Eliahu wins NIS 2.4b loanthat will let him take over Migdal
Bank Leumi's largest shareholder, has scored a NIS 2.4 billion bridge loan from the bank in his quest to fund the NIS 4.2 billion acquisition of Migdal Insurance & Financial Holdings.
Shlomo Eliahu, Bank Leumi's largest shareholder, has scored a NIS 2.4 billion bridge loan from the bank in his quest to fund the NIS 4.2 billion acquisition of Migdal Insurance & Financial Holdings, sources have told TheMarker.
The 69% stake is currently owned by Italy's Assicurazioni Generali insurance group.
The loan is presumably just for the couple of years Eliahu needs to unload his 9.59% stake in Leumi and 27.1% stake in Union Bank of Israel. The loan marks the first landmark deal for Rakefet Russak-Aminoach as Leumi's CEO. Loans of this type commonly carry interest of 3% over government bonds of a similar duration.
Eliahu's Leumi and Union Bank stakes are currently worth just NIS 1.6 billion and NIS 261 million respectively, after having tumbled over the past year. So Eliahu would welcome a decision by the Bank of Israel allowing him to postpone sales until the shares recover.
As loan security, Eliahu will put up his new shares in Migdal in excess of those required for control. Liens on other assets owned by Shlomo Eliahu Holdings will probably be given as well.
The Finance Ministry is expected to hold a hearing at the end of the month on allowing Eliahu to acquire control of Migdal. The meeting will be chaired by the director of the ministry's capital market, insurance and savings department, Oded Sarig.
Similar deliberations will be held by the Justice Ministry to delve into factors such as Eliahu's purported penchant for gambling (legally ) at London casinos. In the end, the deal is expected to be approved.
Making the rounds
Although Eliahu has only closed a deal with Leumi so far, he has been making the rounds at other banks like Hapoalim and First International Bank of Israel. And while Leumi seems intent on going it alone, Eliahu is hoping for another few hundred million shekels in funding from the others against his Leumi shares, and maybe against his Union Bank shares, too.
Leumi's involvement with Eliahu and Migdal runs deep.

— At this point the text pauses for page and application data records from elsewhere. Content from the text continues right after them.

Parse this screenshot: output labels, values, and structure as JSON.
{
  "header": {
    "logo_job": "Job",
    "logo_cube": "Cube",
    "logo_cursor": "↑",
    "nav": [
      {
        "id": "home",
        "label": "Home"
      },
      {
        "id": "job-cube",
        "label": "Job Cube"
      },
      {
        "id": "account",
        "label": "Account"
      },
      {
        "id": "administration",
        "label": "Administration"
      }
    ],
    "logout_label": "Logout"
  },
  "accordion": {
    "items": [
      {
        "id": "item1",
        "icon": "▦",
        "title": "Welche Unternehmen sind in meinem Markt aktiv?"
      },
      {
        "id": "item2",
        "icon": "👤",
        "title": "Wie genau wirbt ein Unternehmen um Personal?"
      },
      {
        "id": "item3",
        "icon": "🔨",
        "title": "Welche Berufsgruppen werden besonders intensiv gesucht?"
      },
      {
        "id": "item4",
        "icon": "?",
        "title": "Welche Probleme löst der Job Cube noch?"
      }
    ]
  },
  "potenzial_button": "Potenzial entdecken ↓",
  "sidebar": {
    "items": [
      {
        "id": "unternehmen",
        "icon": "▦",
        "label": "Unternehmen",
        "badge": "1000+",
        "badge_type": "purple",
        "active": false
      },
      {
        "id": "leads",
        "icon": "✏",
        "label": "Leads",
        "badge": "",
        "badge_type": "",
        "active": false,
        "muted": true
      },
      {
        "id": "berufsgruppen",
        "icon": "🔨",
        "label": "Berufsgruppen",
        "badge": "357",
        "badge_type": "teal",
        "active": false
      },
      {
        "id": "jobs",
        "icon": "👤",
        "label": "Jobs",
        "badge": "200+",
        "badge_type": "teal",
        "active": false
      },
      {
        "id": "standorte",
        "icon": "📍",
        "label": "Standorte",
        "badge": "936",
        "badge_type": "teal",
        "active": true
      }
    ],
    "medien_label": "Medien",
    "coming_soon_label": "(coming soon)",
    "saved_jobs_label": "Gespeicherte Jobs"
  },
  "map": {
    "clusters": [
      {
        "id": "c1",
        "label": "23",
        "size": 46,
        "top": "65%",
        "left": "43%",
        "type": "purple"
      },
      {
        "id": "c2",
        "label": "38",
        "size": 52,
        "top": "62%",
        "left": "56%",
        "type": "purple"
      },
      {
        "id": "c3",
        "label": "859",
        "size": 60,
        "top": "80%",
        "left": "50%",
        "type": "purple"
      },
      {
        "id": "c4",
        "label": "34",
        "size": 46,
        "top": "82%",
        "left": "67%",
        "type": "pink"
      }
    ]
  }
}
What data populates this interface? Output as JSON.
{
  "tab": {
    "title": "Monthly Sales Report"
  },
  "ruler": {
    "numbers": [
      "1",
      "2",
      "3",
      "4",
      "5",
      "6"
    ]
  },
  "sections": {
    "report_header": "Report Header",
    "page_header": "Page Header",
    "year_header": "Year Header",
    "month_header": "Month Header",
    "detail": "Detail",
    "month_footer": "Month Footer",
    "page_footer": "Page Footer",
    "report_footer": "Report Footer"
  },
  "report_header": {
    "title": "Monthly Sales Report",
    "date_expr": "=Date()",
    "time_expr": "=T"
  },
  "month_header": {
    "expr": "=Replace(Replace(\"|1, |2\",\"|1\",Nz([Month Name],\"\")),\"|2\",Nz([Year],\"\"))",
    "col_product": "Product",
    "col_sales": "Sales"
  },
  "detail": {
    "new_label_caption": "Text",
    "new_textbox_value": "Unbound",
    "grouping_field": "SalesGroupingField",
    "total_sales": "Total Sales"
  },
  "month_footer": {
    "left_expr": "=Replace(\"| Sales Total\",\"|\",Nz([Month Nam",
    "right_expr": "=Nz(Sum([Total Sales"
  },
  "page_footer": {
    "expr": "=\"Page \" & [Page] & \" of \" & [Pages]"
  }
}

As the bank's largest shareholder, Eliahu was instrumental in the appointments of Amos Sapir and Zipora Samet to its board. Leumi, which once owned 20% of Migdal, now holds 10%, while Migdal has a 4.7% stake in Leumi.
Eliahu and outgoing Leumi CEO Galia Maor also go way back. Two years ago Eliahu proposed Maor as his candidate to chair the bank, and rumors have been spreading that Maor is set to be Migdal chairwoman.
Leumi's board is preparing to meet shortly to approve the loan, which is being treated as a related-party transaction even though Eliahu had placed his shares with a trustee as part of the deal.
Meanwhile, negotiations are underway for the sale of Eliahu Insurance Company's life insurance portfolio to Psagot Investment House. Eliahu's acquisition of Migdal necessitates the sale of the portfolio, under industry regulations.